It must feel strange to be an Apple employee this week. On Sunday, the New York Times ran a front page story using Apple as an example of why the large-scale successes of some companies haven't resulted in a corresponding increase in U.S. jobs. On Wednesday, the company reported $13.1 billion in profits over its most recent quarter, a record that briefly made it the most valuable company in the world by market capitalization. The results shocked the tech world -- only big oil companies like Exxon were supposed to make that kind of money.
Then on Thursday, Adam Lashinsky's new book "Inside Apple" went on sale. The book argues that Apple's American employees exhibit "cultish" tendencies like extreme secrecy and subjugating their own individuality to the greater good of the company. That same day, the Times ran another front page story on Apple, this time reporting that the company tolerated worker abuses and factory explosions at its Chinese manufacturing facilities because to rock the boat would disrupt their revered supply chain and profits.
After the Times story had made the rounds, Chief Executive Tim Cook -- the person largely responsible for Apple's supply chain -- sent an email to all Apple employees that disputed the charges made in the Times story. "Unfortunately some people are questioning Apple's values today," Cook wrote. "What we will not do — and never have done — is stand still or turn a blind eye to problems in our supply chain." The email details the efforts Apple has made to investigate worker abuses in its overseas factories, and the company's stated commitment to "educating workers about their rights, so they are empowered to speak up when they see unsafe conditions or unfair treatment."
The question Apple employees must be asking themselves is whether they are the cream of the crop among technology's elite or the beneficiaries of overseas suffering, or both. Either way, it seems that without the charm and celebrity of Steve Jobs, this may be the beginning of more intense scrutiny of the company. Apple didn't respond to a request for comment.
Tech Selling (Mass High Tech)
Office supplies giant Staples is opening a tech development center in Cambridge, Mass., this May. It's looking for IT workers, product managers and user interface designers to help create e-commerce solutions.
Starting Over (Fortune)
If you're trying to career-jump into the tech industry, here's what you have to do. Take advantage of government-funded training programs, do some temp work to get experience, and display passion and enthusiasm when reaching out for full-time jobs.
Going Local (The Economic Times)

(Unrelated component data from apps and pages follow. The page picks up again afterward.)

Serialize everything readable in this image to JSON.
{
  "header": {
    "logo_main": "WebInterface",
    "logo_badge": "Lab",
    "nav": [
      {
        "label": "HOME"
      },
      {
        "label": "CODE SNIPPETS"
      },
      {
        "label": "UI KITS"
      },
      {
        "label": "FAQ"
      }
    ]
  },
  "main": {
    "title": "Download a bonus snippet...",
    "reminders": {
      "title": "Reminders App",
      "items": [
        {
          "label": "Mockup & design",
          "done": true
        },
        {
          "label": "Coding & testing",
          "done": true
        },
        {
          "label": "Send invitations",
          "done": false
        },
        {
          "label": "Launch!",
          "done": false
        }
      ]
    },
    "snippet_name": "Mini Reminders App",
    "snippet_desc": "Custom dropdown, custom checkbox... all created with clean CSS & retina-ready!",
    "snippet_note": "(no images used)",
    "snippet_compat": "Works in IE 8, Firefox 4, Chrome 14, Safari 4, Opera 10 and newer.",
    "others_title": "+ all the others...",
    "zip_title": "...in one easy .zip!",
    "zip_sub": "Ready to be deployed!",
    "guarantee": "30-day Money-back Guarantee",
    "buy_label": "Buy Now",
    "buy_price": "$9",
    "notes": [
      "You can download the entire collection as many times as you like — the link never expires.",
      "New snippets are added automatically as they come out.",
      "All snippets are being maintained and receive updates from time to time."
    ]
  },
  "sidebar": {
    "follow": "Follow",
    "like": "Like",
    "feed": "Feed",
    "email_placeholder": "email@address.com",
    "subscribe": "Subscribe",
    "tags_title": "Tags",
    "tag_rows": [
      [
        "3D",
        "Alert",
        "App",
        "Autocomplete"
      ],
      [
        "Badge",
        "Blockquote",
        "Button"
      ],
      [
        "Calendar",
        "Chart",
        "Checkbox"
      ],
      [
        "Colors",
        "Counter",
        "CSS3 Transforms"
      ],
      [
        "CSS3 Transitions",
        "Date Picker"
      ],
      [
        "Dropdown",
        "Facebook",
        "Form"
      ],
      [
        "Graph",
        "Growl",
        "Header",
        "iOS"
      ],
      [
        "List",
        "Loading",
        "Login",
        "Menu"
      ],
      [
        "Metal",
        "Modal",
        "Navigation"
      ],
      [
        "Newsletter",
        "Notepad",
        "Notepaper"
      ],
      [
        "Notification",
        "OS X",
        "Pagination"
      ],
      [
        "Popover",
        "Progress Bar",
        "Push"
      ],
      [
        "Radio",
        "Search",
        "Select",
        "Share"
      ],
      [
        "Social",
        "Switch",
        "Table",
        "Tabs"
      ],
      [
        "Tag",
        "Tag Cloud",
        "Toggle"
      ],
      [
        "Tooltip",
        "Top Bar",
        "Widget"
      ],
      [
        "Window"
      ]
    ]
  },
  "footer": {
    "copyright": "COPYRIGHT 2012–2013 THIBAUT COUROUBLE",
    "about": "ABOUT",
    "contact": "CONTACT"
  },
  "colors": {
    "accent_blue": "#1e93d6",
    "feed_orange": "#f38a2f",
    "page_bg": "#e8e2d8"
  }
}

Indian IT firm HCL Technologies says that it will hire 10,000 employees in the U.S. and Europe over the next five years. To meet the ambitious goal, the company also plans to begin operating local recruitment and training programs for college students.
Twitter can now selectively block content in countries where certain types of speech are not protected by governments. The company's microblogging service was considered instrumental in helping foment political uprisings in the Middle East last year. By the way, their New York office is hiring a lead product manager.
District Sleeps Alone (WAMU)
Microsoft is partnering with Washington, D.C. to train out-of-work residents and students or tech jobs. The Seattle software giant will also award $100,000 to local businesses for software, training and support.
Set It Off (Business Insider)
While mingling with the global business elite in Davos, AOL Chief Executive Tim Armstrong has encountered a nagging problem. His metal replacement hip keeps setting off metal detectors around the high-security outpost where the World Economic Forum is held.
Land Grab (San Jose Mercury News)
The thing about adding 8,000 employees in a single year is that you've got to find room to put them all. That's why Google spent $225 million last year for 15 properties in Mountain View, Calif. The company owns or leases 7.2 million square feet there.
Looking Ahead (CNBC)
Sean Parker, who was Facebook's first president and still one of its biggest shareholders, says that a bubble has built up around owning stock in the social networking site. That's why it could be the biggest IPO in history.
Buzz Around the Office
Fun in the air.
List of the Day: Saving Time
If you've got a million balls to juggle, ax these things from your to-do list.
1. Cleaning out your inbox. It doesn't actually need to be at zero.
2. Looking up different menus for business lunches. Choose one place and call it a day.
3. Going to conference panels. Focus on networking in between instead.
(Source: CBS News)